* _Provided data_:
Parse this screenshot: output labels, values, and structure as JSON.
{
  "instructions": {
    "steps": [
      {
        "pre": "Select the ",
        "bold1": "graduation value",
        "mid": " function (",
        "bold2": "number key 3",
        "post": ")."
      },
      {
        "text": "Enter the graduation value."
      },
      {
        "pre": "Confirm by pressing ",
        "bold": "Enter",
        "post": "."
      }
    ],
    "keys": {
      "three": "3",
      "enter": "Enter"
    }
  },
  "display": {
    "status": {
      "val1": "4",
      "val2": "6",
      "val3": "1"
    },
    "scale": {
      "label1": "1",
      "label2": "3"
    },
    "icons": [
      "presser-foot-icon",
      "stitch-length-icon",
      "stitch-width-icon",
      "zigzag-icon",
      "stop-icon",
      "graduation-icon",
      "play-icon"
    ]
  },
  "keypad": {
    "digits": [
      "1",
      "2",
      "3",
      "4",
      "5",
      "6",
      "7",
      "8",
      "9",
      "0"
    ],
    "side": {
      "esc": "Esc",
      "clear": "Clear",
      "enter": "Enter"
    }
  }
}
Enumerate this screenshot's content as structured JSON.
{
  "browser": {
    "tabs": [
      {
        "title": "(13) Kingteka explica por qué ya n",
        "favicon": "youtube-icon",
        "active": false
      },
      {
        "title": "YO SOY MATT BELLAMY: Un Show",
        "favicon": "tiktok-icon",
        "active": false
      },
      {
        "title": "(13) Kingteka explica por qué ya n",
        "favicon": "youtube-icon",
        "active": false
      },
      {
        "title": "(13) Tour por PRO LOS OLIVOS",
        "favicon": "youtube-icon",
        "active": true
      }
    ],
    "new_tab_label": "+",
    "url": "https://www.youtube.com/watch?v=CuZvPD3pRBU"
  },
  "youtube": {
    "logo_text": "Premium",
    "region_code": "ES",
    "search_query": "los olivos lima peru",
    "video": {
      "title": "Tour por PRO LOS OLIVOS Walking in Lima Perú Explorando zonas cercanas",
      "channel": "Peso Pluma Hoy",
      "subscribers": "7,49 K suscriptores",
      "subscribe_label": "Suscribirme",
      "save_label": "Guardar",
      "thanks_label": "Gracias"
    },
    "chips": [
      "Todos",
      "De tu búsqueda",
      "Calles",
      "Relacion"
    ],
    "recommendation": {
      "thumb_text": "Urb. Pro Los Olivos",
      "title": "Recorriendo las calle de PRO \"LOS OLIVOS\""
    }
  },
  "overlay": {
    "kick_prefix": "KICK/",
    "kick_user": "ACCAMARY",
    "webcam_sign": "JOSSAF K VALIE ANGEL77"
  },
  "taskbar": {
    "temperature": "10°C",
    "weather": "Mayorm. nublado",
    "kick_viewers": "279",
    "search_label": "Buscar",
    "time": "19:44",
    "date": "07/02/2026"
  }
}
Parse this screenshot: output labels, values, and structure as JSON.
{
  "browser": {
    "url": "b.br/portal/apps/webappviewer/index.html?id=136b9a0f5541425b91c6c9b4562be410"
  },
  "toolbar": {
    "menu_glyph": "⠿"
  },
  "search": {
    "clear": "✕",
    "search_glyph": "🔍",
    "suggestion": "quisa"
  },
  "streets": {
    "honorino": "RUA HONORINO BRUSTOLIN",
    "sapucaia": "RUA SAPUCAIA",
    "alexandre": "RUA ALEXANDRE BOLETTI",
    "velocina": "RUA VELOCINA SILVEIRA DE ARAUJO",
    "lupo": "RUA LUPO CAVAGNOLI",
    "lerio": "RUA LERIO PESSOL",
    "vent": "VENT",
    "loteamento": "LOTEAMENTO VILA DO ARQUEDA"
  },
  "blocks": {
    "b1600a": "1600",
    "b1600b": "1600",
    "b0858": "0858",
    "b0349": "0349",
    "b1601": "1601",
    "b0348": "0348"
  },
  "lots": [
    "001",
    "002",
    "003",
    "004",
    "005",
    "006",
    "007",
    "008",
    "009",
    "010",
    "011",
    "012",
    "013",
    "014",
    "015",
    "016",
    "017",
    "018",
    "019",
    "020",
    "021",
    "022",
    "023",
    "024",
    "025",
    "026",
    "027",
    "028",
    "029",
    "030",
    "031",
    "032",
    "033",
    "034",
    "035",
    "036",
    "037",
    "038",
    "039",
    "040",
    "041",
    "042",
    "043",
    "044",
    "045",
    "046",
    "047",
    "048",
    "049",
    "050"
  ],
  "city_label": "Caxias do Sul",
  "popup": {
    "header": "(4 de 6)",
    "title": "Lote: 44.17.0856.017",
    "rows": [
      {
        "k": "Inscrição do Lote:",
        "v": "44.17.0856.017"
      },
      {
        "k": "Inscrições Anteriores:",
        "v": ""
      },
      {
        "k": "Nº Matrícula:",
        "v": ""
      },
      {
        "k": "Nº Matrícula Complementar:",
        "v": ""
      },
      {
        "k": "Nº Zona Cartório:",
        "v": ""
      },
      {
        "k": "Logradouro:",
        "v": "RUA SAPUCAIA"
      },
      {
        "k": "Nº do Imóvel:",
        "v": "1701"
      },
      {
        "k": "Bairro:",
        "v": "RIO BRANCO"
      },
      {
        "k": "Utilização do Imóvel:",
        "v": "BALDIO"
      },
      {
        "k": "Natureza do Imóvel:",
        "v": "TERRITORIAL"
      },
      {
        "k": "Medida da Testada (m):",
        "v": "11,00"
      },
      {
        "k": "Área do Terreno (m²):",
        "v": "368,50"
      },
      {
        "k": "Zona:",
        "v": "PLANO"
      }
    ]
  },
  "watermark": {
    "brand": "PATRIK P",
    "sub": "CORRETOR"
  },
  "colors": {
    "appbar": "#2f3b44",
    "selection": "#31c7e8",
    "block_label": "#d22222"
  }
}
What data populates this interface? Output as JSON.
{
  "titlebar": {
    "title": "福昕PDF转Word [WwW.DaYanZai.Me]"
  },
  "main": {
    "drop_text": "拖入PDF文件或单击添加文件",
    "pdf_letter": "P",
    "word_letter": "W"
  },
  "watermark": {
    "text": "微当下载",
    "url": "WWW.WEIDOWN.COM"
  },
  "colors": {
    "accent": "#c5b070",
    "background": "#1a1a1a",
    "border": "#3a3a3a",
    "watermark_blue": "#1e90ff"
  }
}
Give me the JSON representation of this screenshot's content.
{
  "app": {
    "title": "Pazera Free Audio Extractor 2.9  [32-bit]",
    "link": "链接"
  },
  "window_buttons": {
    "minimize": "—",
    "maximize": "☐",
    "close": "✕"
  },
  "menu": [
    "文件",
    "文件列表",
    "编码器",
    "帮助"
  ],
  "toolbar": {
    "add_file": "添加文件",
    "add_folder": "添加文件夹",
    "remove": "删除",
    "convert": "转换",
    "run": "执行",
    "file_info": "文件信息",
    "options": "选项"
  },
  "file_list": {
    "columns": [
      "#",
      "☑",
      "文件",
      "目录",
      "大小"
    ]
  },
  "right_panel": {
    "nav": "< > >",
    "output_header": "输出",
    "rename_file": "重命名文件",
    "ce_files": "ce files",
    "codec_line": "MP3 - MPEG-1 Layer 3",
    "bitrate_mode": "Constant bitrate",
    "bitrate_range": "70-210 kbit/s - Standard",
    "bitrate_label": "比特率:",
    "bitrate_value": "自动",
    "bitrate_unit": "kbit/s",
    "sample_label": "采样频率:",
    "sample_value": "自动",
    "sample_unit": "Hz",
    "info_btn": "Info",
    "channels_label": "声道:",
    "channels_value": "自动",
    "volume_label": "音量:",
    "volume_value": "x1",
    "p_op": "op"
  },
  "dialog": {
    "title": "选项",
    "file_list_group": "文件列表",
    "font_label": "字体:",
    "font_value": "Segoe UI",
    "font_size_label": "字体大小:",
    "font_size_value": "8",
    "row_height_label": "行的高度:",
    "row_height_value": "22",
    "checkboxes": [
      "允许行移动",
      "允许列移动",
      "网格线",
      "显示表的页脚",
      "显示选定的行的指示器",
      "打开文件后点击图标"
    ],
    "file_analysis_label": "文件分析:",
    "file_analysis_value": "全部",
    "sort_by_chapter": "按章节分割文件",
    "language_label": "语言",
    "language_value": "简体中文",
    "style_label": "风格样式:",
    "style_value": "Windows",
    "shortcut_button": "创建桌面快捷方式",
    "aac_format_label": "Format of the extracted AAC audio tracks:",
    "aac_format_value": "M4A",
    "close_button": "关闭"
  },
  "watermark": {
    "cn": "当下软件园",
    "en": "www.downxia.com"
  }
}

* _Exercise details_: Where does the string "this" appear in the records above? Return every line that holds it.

* _Your solution_:
Parse this screenshot: output labels, values, and structure as JSON.
Enumerate this screenshot's content as structured JSON.
Parse this screenshot: output labels, values, and structure as JSON.
What data populates this interface? Output as JSON.
Give me the JSON representation of this screenshot's content.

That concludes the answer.